Material shown:
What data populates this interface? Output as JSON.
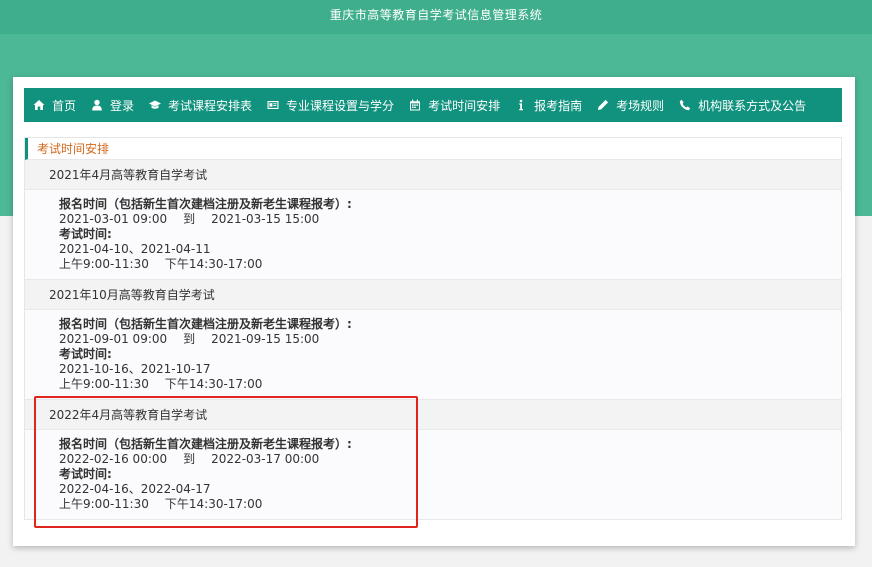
{
  "site": {
    "title": "重庆市高等教育自学考试信息管理系统"
  },
  "nav": [
    {
      "icon": "home-icon",
      "label": "首页"
    },
    {
      "icon": "user-icon",
      "label": "登录"
    },
    {
      "icon": "graduation-cap-icon",
      "label": "考试课程安排表"
    },
    {
      "icon": "id-card-icon",
      "label": "专业课程设置与学分"
    },
    {
      "icon": "calendar-icon",
      "label": "考试时间安排"
    },
    {
      "icon": "info-icon",
      "label": "报考指南"
    },
    {
      "icon": "pencil-icon",
      "label": "考场规则"
    },
    {
      "icon": "phone-icon",
      "label": "机构联系方式及公告"
    }
  ],
  "section": {
    "title": "考试时间安排"
  },
  "exams": [
    {
      "name": "2021年4月高等教育自学考试",
      "reg_label": "报名时间（包括新生首次建档注册及新老生课程报考）:",
      "reg_start": "2021-03-01 09:00",
      "to": "到",
      "reg_end": "2021-03-15 15:00",
      "exam_label": "考试时间:",
      "exam_dates": "2021-04-10、2021-04-11",
      "am": "上午9:00-11:30",
      "pm": "下午14:30-17:00"
    },
    {
      "name": "2021年10月高等教育自学考试",
      "reg_label": "报名时间（包括新生首次建档注册及新老生课程报考）:",
      "reg_start": "2021-09-01 09:00",
      "to": "到",
      "reg_end": "2021-09-15 15:00",
      "exam_label": "考试时间:",
      "exam_dates": "2021-10-16、2021-10-17",
      "am": "上午9:00-11:30",
      "pm": "下午14:30-17:00"
    },
    {
      "name": "2022年4月高等教育自学考试",
      "reg_label": "报名时间（包括新生首次建档注册及新老生课程报考）:",
      "reg_start": "2022-02-16 00:00",
      "to": "到",
      "reg_end": "2022-03-17 00:00",
      "exam_label": "考试时间:",
      "exam_dates": "2022-04-16、2022-04-17",
      "am": "上午9:00-11:30",
      "pm": "下午14:30-17:00"
    }
  ],
  "colors": {
    "brand": "#11927e",
    "header": "#4db896",
    "accent": "#d2691e",
    "highlight": "#e0251f"
  }
}
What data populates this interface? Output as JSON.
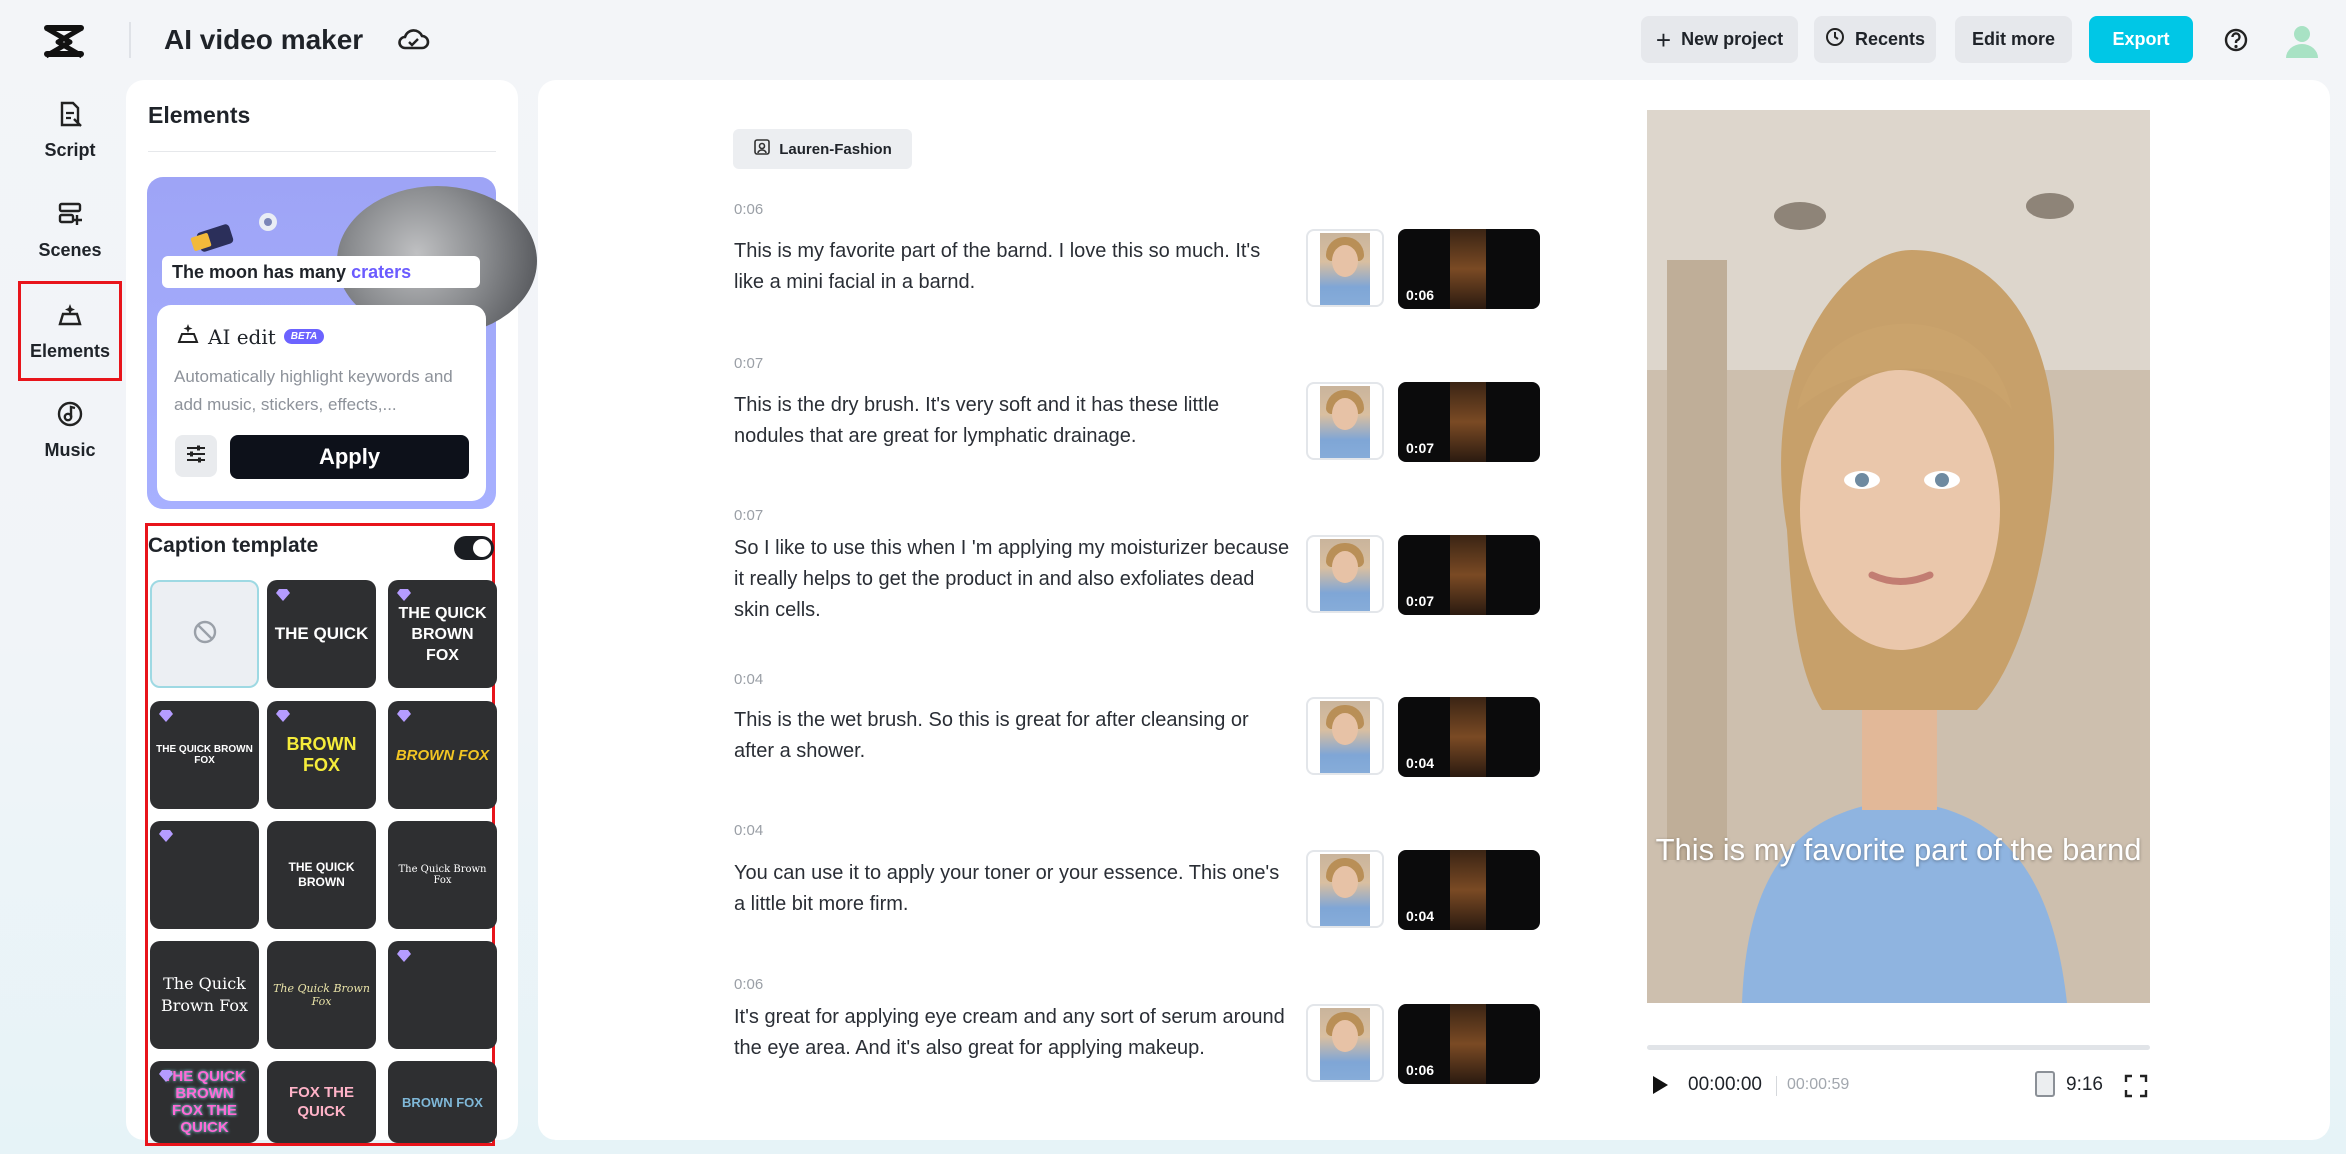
{
  "header": {
    "app_title": "AI video maker",
    "new_project": "New project",
    "recents": "Recents",
    "edit_more": "Edit more",
    "export": "Export"
  },
  "sidebar": {
    "items": [
      {
        "label": "Script",
        "icon": "script-icon"
      },
      {
        "label": "Scenes",
        "icon": "scenes-icon"
      },
      {
        "label": "Elements",
        "icon": "elements-icon",
        "active": true
      },
      {
        "label": "Music",
        "icon": "music-icon"
      }
    ]
  },
  "elements_panel": {
    "title": "Elements",
    "promo": {
      "caption_prefix": "The moon has many",
      "caption_highlight": "craters"
    },
    "ai_edit": {
      "title": "AI edit",
      "badge": "BETA",
      "description": "Automatically highlight keywords and add music, stickers, effects,...",
      "apply_label": "Apply"
    },
    "caption_template": {
      "title": "Caption template",
      "enabled": true,
      "tiles": [
        {
          "text": "",
          "style": "none"
        },
        {
          "text": "THE QUICK",
          "premium": true
        },
        {
          "text": "THE QUICK BROWN FOX",
          "premium": true
        },
        {
          "text": "THE QUICK BROWN FOX",
          "premium": true
        },
        {
          "text": "BROWN FOX",
          "premium": true
        },
        {
          "text": "BROWN FOX",
          "premium": true
        },
        {
          "text": "",
          "premium": true
        },
        {
          "text": "THE QUICK BROWN",
          "premium": false
        },
        {
          "text": "The Quick Brown Fox",
          "premium": false
        },
        {
          "text": "The Quick Brown Fox",
          "premium": false
        },
        {
          "text": "The Quick Brown Fox",
          "premium": false
        },
        {
          "text": "",
          "premium": true
        },
        {
          "text": "THE QUICK BROWN FOX THE QUICK",
          "premium": true
        },
        {
          "text": "FOX THE QUICK",
          "premium": false
        },
        {
          "text": "BROWN FOX",
          "premium": false
        }
      ]
    }
  },
  "script": {
    "speaker": "Lauren-Fashion",
    "lines": [
      {
        "time": "0:06",
        "text": "This is my favorite part of the barnd. I love this so much. It's like a mini facial in a barnd.",
        "clip": "0:06"
      },
      {
        "time": "0:07",
        "text": "This is the dry brush. It's very soft and it has these little nodules that are great for lymphatic drainage.",
        "clip": "0:07"
      },
      {
        "time": "0:07",
        "text": "So I like to use this when I 'm applying my moisturizer because it really helps to get the product in and also exfoliates dead skin cells.",
        "clip": "0:07"
      },
      {
        "time": "0:04",
        "text": "This is the wet brush. So this is great for after cleansing or after a shower.",
        "clip": "0:04"
      },
      {
        "time": "0:04",
        "text": "You can use it to apply your toner or your essence. This one's a little bit more firm.",
        "clip": "0:04"
      },
      {
        "time": "0:06",
        "text": "It's great for applying eye cream and any sort of serum around the eye area. And it's also great for applying makeup.",
        "clip": "0:06"
      }
    ]
  },
  "preview": {
    "caption": "This is my favorite part of the barnd",
    "current_time": "00:00:00",
    "total_time": "00:00:59",
    "aspect_ratio": "9:16"
  },
  "colors": {
    "accent": "#00c7e6",
    "highlight_box": "#e8141b",
    "apply_button": "#0d111a"
  }
}
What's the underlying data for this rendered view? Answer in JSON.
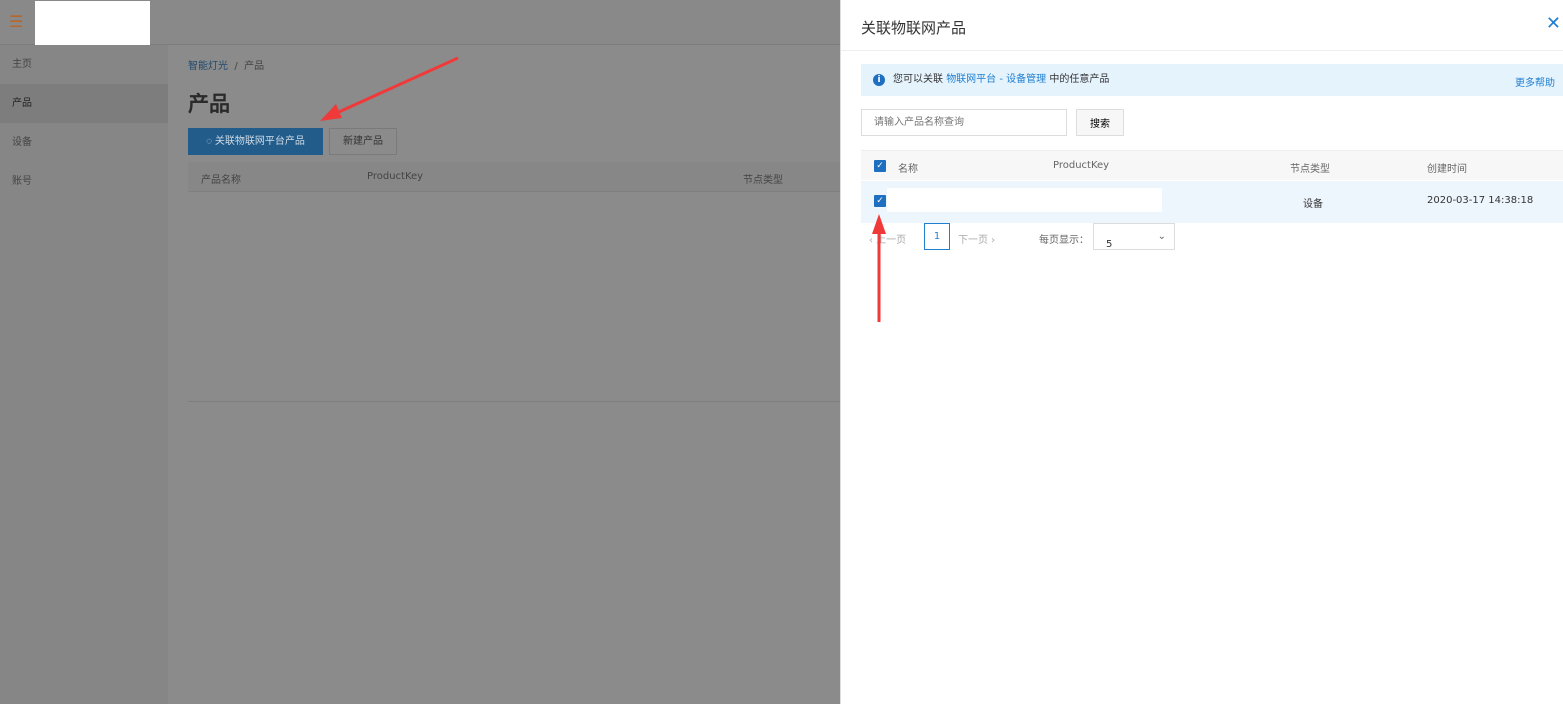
{
  "sidebar": {
    "items": [
      {
        "label": "主页"
      },
      {
        "label": "产品"
      },
      {
        "label": "设备"
      },
      {
        "label": "账号"
      }
    ],
    "active": "产品"
  },
  "main": {
    "breadcrumb": [
      "智能灯光",
      "产品"
    ],
    "breadcrumb_sep": "/",
    "title": "产品",
    "link_button": "关联物联网平台产品",
    "new_button": "新建产品",
    "columns": [
      "产品名称",
      "ProductKey",
      "节点类型"
    ]
  },
  "drawer": {
    "title": "关联物联网产品",
    "close": "✕",
    "info": {
      "prefix": "您可以关联",
      "link": "物联网平台 - 设备管理",
      "suffix": "中的任意产品",
      "help": "更多帮助"
    },
    "search": {
      "placeholder": "请输入产品名称查询",
      "button": "搜索"
    },
    "columns": [
      "名称",
      "ProductKey",
      "节点类型",
      "创建时间"
    ],
    "rows": [
      {
        "name": "",
        "product_key": "",
        "node_type": "设备",
        "created": "2020-03-17 14:38:18",
        "checked": true
      }
    ],
    "pagination": {
      "prev": "上一页",
      "page": "1",
      "next": "下一页",
      "page_size_label": "每页显示：",
      "page_size": "5"
    }
  },
  "colors": {
    "accent": "#1f7fd0",
    "annotation_arrow": "#f03a3a"
  }
}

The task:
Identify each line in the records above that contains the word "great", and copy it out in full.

Task response:
        "text": "This is the dry brush. It's very soft and it has these little nodules that are great for lymphatic drainage.",
        "text": "This is the wet brush. So this is great for after cleansing or after a shower.",
        "text": "It's great for applying eye cream and any sort of serum around the eye area. And it's also great for applying makeup.",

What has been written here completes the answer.